Understanding Walkin Bathtub Rapid Drain Systems
Is there a need for a rapid drain system and are they worth the extra expense when purchasing a walk in tub?
As a dealer representing several different manufacturers of walkin bathtubs and handicapped bathtubs and who offers a range of walk in bathtub prices I am frequently asked about the cost and effectiveness of the rapid drain systems now being offered by some handicap bathtub manufacturers.
The question arises out the fact that with all handicapped bathtubs for wheelchair users and regular walk in baths all require that the user remain in the tub until it is completely empty before opening the door to exit the bathing zone. The concerns seem to be:
1. How long will I have to sit and wait for the handicapped bath tub to empty?
2. Will I get cold while I am waiting?
The time it takes for the water to completely drain from all handicap bathtubs or any walkin bathtub depends on two main factors. These are primarily the size of the tub and how much water is required to operate it as well as the size and weight of the user and how much water they will displace based on their size and weight. With all this taken into account and considering an average situation most walk in baths will drain completely in an average of 3-5 minutes.
By the time the user is ready to exit the handicapped bathtub they have been submerged in warm water for an extended period of time so feeling cold is unlikely to occur in the time it takes for the unit to drain completely. In cases where one chills rapidly or in just addressing the concerns at hand, a solution is readily available. I recommend installing a bathroom fan over handicap bath tubs that blows warm air over the user while they are waiting for the water to drain. Although I have favorite units, most models available today are code compliant and safe when installed over the walk in tub shower on a ground fault interrupter (GFI) outlet and on a dedicated circuit.
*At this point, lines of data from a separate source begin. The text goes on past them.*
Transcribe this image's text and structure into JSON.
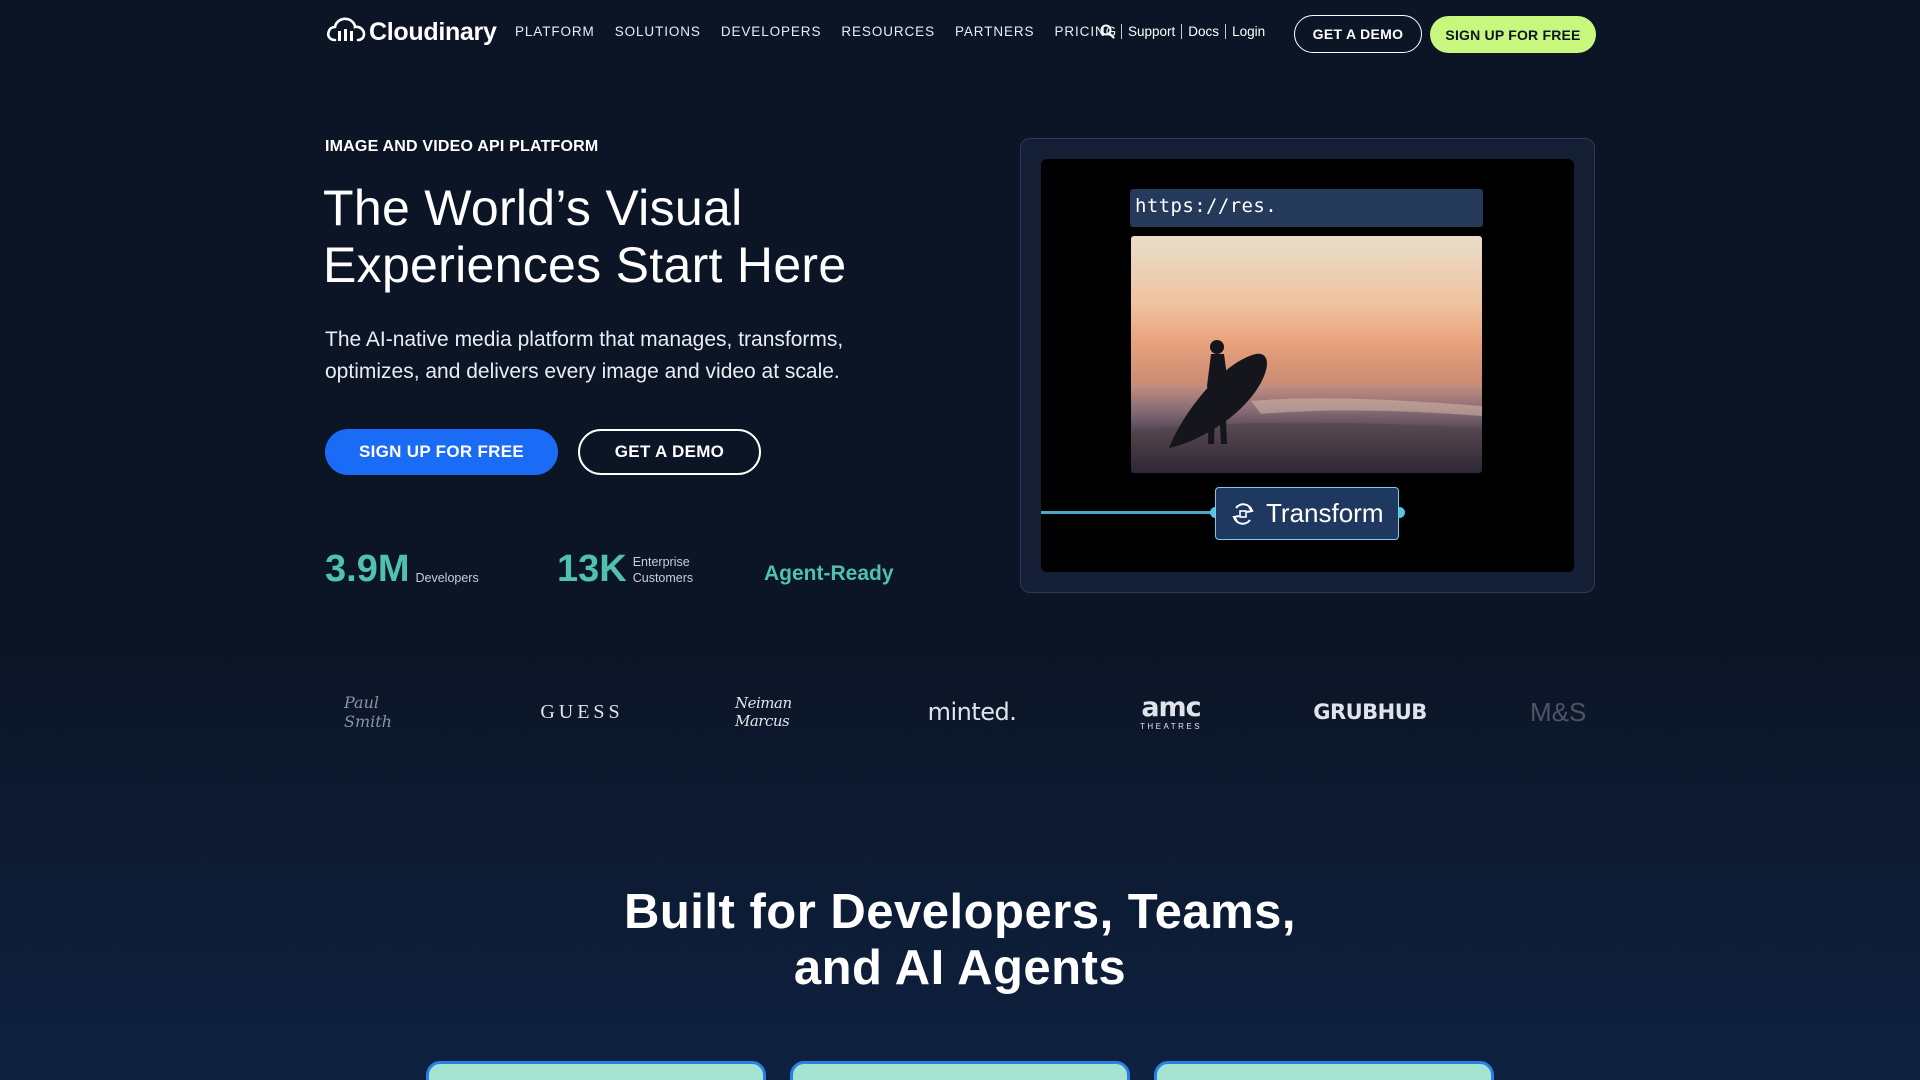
{
  "header": {
    "brand": "Cloudinary",
    "nav": [
      "PLATFORM",
      "SOLUTIONS",
      "DEVELOPERS",
      "RESOURCES",
      "PARTNERS",
      "PRICING"
    ],
    "utility": {
      "support": "Support",
      "docs": "Docs",
      "login": "Login"
    },
    "demo_label": "GET A DEMO",
    "signup_label": "SIGN UP FOR FREE"
  },
  "hero": {
    "eyebrow": "IMAGE AND VIDEO API PLATFORM",
    "title_line1": "The World’s Visual",
    "title_line2": "Experiences Start Here",
    "subtitle_line1": "The AI-native media platform that manages, transforms,",
    "subtitle_line2": "optimizes, and delivers every image and video at scale.",
    "primary_cta": "SIGN UP FOR FREE",
    "secondary_cta": "GET A DEMO",
    "stats": [
      {
        "value": "3.9M",
        "label_line1": "Developers",
        "label_line2": ""
      },
      {
        "value": "13K",
        "label_line1": "Enterprise",
        "label_line2": "Customers"
      }
    ],
    "agent_ready": "Agent-Ready"
  },
  "demo": {
    "url": "https://res.",
    "transform_label": "Transform"
  },
  "customer_logos": {
    "paul_smith": "Paul Smith",
    "guess": "GUESS",
    "neiman_marcus": "Neiman Marcus",
    "minted": "minted.",
    "amc_big": "amc",
    "amc_small": "THEATRES",
    "grubhub": "GRUBHUB",
    "ms": "M&S"
  },
  "section": {
    "title_line1": "Built for Developers, Teams,",
    "title_line2": "and AI Agents"
  },
  "colors": {
    "background": "#0c1526",
    "accent_teal": "#4fc1ac",
    "primary_blue": "#1a6bf5",
    "lime": "#c8f77e"
  },
  "icons": [
    "cloudinary-cloud-icon",
    "search-icon",
    "transform-icon"
  ]
}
The jury is still out in regards to the actual effectiveness of the rapid drain system versus its additional cost. The applications I am familiar with all include larger and additional drain piping included within the body of their walk in bath tubs. Many of these drain systems also include a small pump to assist pumping the water through the pipes. All rough wall or floor drain piping is usually 1 ½” - 2” in diameter which means that no matter how quickly the water evacuates the bathtubs for handicapped users it is going to slow down once it reaches the narrower drain line resulting in a bottle neck effect. To truly have an effective rapid drain system one will need to incur an added cost to their walk in bathtub price by enlarging the rough drain line from the tub location to where it connects either with the City waste system or septic. The bottle neck will need to be eliminated in order to allow the water to flow more rapidly than it would with a regular drain line.
If maintaining your walk in bathtub price at an affordable level is important I recommend staying with the standard drain system offered with your walk in tub shower and utilizing one of my suggestions in this blog should you still feel that an issue exists. My extensive experience has shown me that in reality these concerns are normally not in issue.